→ **ASSIGNMENT**
Find all lines in the listing that include the word "will", then copy them.
Segment Open
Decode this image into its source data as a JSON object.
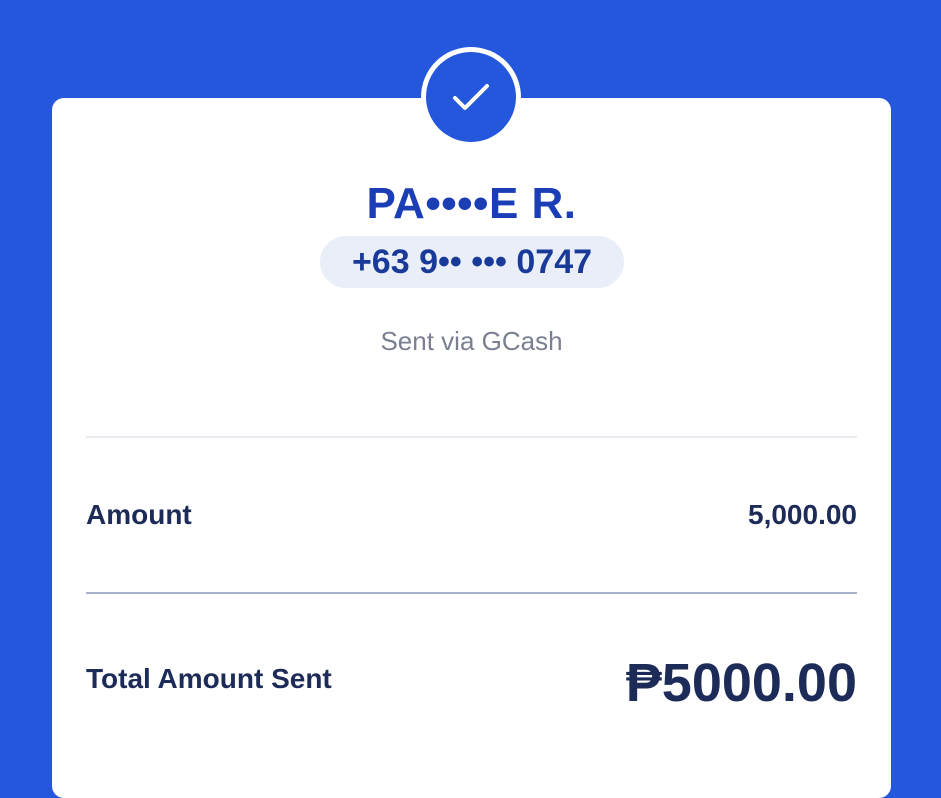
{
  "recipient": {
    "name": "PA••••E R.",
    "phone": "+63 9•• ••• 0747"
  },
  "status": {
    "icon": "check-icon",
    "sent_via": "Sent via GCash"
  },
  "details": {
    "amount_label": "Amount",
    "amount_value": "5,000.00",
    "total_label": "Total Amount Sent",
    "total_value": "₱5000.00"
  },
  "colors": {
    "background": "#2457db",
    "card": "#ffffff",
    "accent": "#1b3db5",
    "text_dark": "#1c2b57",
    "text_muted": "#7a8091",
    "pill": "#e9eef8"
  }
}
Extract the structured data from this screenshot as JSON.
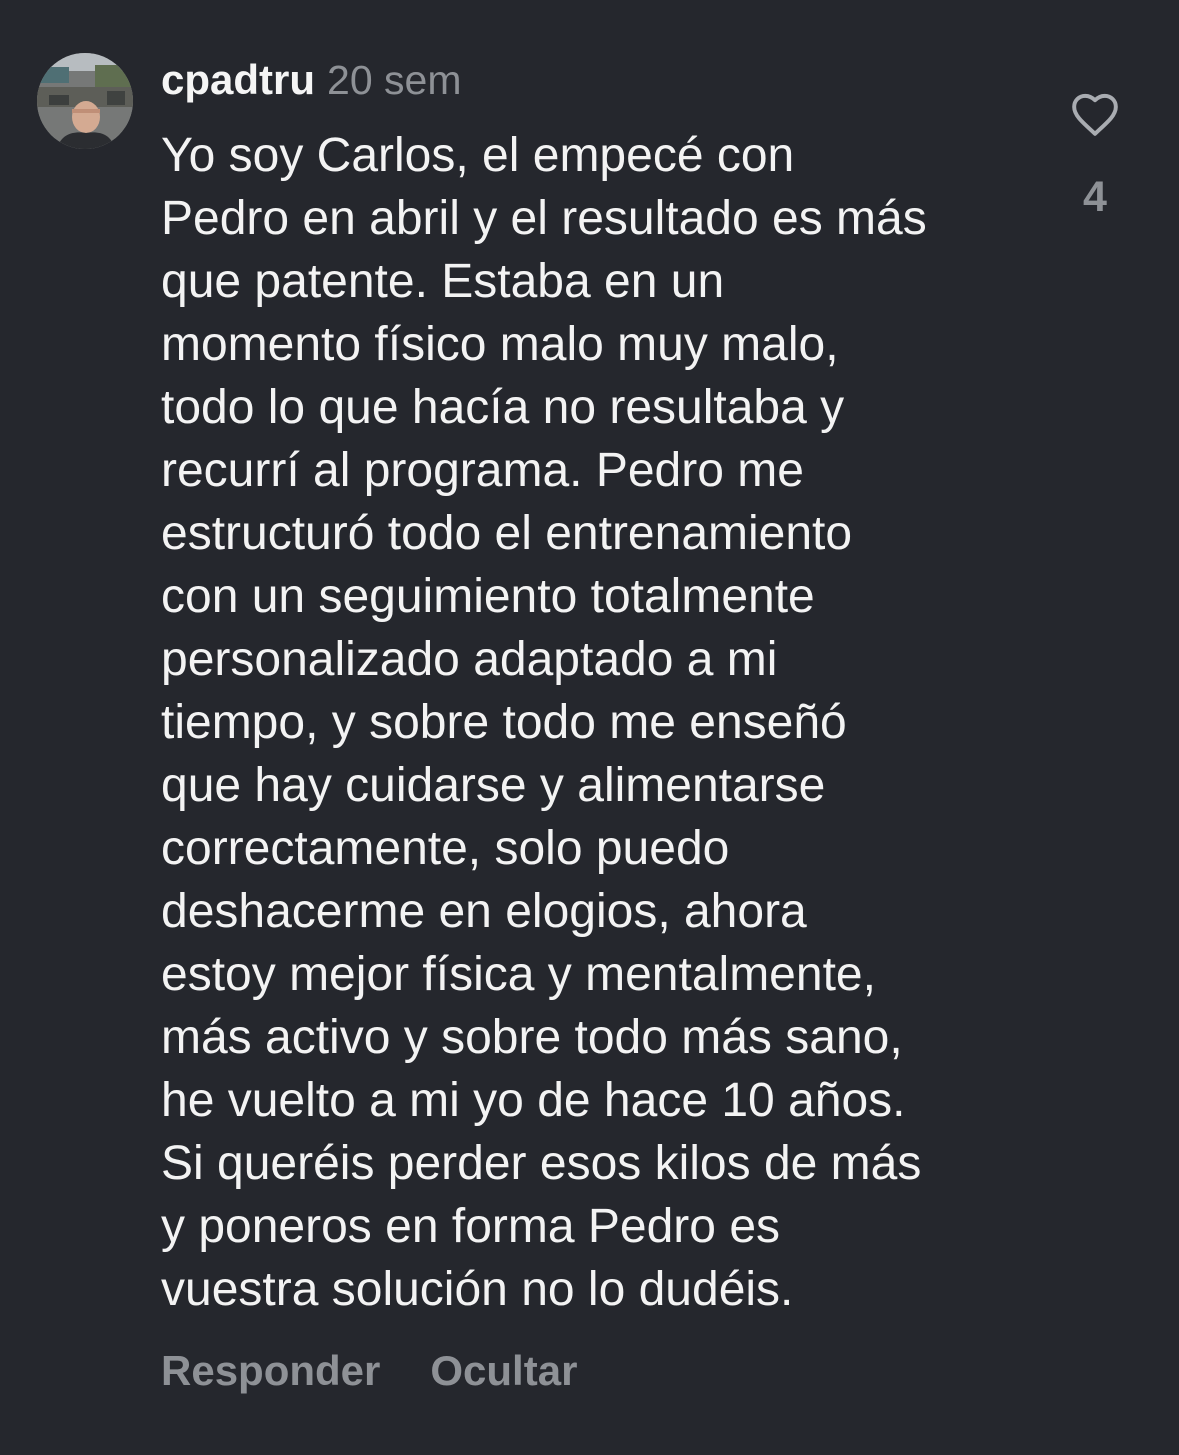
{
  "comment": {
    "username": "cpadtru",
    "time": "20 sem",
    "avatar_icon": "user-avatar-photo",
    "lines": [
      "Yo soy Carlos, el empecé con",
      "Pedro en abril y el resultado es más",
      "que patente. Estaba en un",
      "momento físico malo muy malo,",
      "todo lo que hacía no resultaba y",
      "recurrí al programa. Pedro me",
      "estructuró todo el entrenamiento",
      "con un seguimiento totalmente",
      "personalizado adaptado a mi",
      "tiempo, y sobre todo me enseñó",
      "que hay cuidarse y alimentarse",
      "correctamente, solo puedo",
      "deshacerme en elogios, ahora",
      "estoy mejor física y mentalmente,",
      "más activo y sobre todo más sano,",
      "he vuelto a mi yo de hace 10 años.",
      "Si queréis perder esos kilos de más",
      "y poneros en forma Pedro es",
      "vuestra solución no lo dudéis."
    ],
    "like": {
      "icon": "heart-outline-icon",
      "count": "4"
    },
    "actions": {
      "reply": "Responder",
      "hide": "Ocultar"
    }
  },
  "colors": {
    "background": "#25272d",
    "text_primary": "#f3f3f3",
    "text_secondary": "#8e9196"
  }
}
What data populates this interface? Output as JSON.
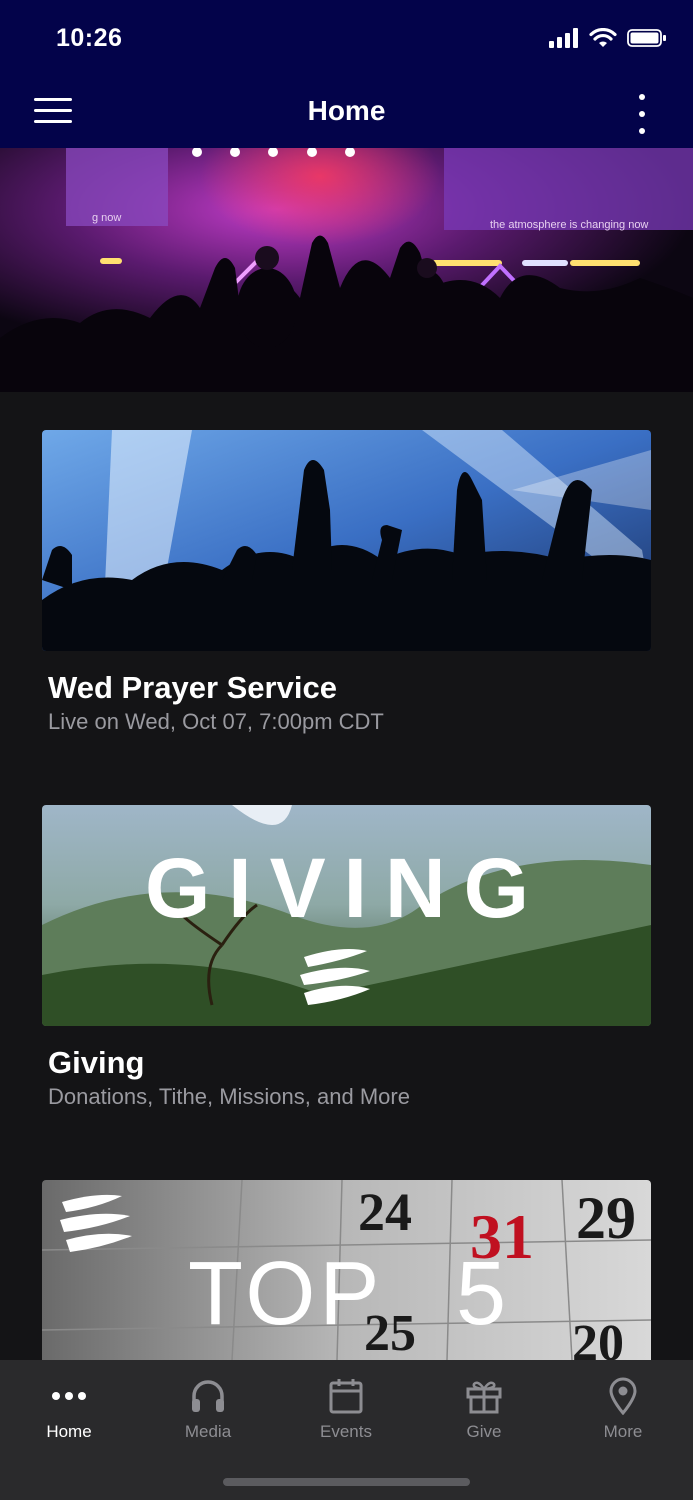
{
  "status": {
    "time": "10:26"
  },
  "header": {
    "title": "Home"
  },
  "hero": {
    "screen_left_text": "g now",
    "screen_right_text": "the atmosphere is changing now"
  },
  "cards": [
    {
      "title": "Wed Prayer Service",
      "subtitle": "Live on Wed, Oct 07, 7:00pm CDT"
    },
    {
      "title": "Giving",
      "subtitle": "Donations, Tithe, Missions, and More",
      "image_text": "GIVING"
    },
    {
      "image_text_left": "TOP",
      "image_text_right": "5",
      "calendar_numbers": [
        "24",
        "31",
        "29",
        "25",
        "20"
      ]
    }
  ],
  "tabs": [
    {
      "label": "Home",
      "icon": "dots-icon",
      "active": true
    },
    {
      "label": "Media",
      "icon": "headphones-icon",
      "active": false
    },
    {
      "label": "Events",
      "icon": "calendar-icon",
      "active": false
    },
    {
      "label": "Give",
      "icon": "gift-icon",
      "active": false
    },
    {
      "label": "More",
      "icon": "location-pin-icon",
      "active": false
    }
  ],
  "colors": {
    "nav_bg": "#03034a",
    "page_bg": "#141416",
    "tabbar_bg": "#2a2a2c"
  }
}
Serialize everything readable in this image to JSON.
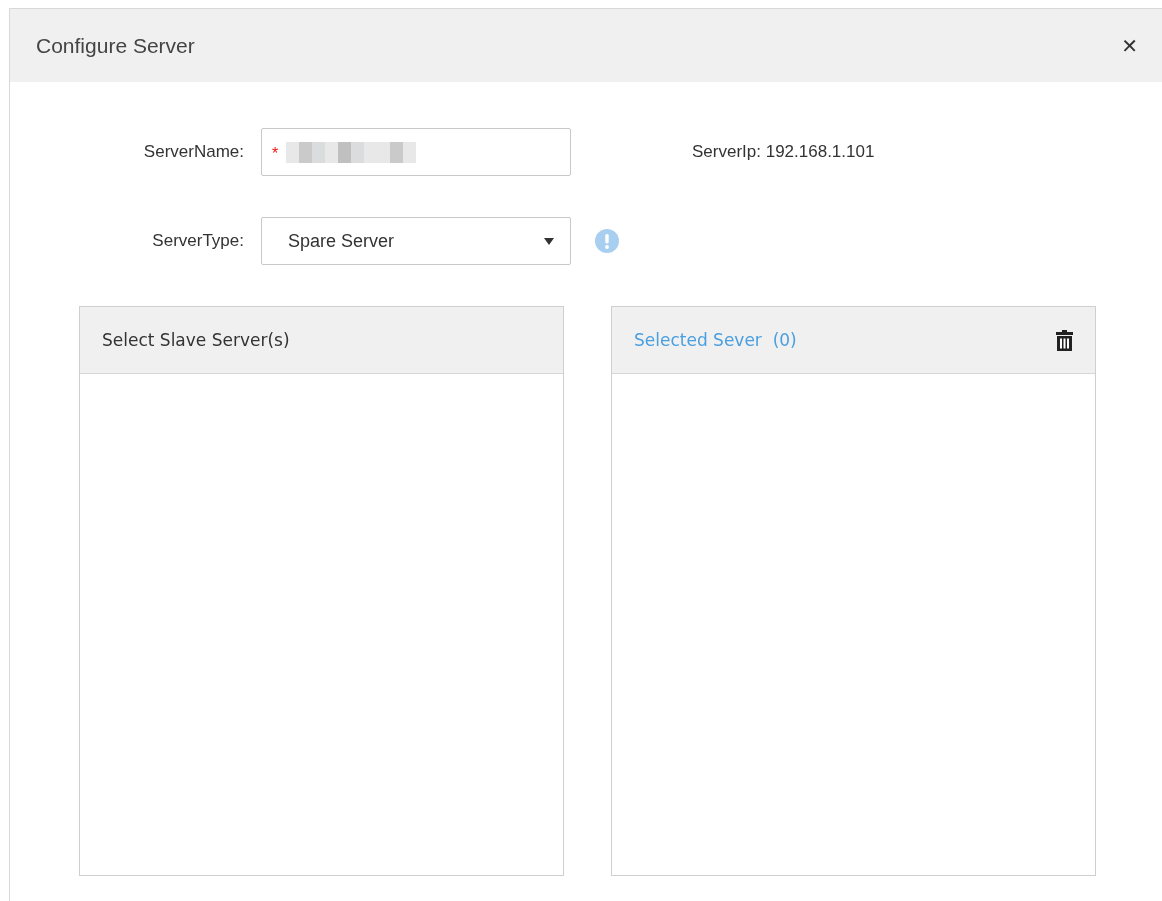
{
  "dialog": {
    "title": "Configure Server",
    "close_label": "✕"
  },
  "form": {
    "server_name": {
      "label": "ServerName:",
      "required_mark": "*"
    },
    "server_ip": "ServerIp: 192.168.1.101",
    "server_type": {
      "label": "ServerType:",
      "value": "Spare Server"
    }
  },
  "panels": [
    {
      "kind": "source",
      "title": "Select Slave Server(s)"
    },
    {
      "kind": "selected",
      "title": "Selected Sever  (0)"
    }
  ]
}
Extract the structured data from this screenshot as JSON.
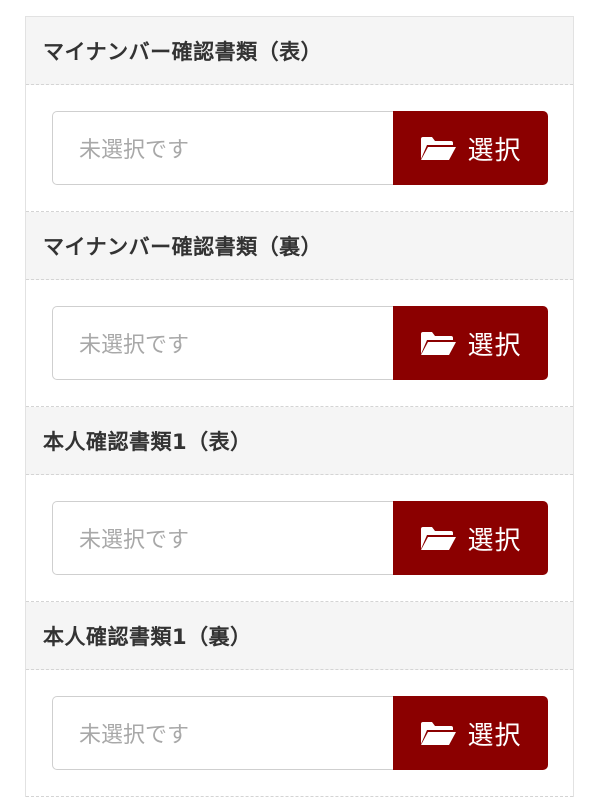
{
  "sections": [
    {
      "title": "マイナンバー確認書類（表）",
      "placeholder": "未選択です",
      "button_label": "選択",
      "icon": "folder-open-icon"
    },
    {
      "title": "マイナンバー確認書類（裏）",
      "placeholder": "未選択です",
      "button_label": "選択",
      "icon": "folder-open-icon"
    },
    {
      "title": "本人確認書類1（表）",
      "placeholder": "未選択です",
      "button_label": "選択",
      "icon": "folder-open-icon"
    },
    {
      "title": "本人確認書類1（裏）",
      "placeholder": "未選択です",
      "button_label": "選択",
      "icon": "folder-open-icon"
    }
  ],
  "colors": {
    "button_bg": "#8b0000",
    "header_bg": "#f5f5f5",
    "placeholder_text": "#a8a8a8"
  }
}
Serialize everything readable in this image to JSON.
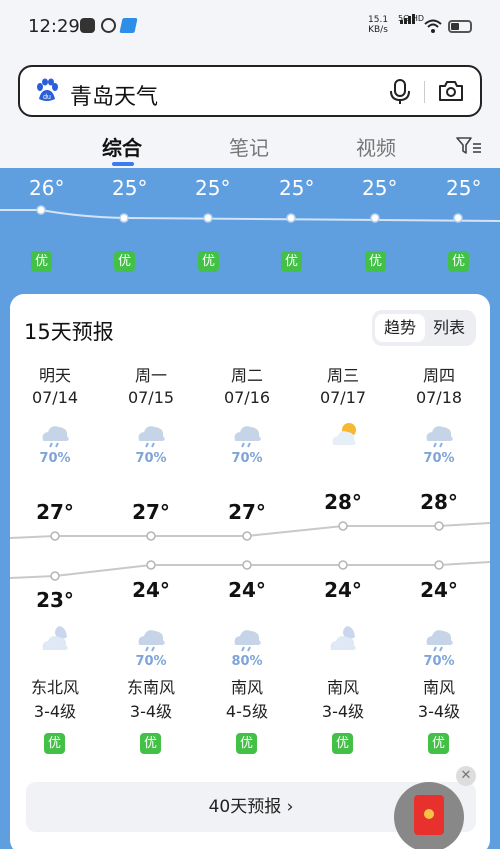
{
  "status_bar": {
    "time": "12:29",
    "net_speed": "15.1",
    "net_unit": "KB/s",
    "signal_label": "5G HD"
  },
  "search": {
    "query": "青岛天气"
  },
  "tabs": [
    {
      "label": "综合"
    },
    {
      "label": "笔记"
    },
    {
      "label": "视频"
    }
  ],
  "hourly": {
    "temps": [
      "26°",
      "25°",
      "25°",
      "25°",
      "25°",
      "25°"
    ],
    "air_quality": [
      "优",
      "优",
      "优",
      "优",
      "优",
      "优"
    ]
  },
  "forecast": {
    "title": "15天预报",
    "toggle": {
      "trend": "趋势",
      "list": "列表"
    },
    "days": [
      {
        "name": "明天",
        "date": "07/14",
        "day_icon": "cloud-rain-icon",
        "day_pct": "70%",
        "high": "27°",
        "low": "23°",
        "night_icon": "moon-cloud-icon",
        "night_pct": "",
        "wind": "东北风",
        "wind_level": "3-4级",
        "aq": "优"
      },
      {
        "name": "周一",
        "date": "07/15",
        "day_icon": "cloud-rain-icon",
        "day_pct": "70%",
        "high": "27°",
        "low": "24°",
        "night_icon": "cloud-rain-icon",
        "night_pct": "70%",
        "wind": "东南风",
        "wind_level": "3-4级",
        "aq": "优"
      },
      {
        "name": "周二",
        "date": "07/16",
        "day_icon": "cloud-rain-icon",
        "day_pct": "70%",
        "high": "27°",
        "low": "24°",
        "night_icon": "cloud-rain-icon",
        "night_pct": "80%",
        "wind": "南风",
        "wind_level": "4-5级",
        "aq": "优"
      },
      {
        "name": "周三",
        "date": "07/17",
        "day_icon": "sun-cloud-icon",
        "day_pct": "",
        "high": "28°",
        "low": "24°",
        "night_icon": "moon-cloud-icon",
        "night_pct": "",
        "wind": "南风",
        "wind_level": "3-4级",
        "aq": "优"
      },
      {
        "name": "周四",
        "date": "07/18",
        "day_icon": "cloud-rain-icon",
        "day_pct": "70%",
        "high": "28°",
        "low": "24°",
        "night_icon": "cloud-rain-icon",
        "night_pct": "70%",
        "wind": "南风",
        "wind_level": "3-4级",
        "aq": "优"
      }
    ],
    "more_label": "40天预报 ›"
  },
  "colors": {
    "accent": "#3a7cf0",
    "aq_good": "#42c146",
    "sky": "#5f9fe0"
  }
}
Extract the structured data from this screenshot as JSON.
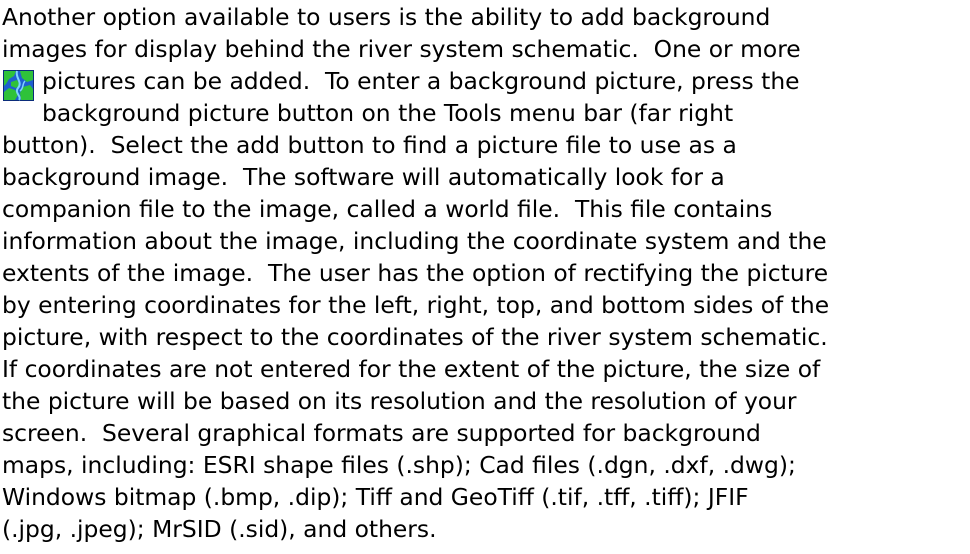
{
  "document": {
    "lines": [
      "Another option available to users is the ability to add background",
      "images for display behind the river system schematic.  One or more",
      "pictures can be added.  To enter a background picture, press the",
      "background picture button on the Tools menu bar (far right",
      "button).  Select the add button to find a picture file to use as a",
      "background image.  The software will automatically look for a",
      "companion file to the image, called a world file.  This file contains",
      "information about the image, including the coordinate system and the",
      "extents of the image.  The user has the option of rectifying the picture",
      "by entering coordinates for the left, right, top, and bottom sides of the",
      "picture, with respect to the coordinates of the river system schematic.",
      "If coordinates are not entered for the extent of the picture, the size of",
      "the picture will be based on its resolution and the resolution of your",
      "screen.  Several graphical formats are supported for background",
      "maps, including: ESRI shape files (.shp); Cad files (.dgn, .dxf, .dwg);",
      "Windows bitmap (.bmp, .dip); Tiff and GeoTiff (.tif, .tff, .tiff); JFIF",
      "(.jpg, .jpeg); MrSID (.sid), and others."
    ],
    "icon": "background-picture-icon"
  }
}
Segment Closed
→ **RESULT FOR THIS TASK**
      "background image.  The software will automatically look for a",
      "the picture will be based on its resolution and the resolution of your",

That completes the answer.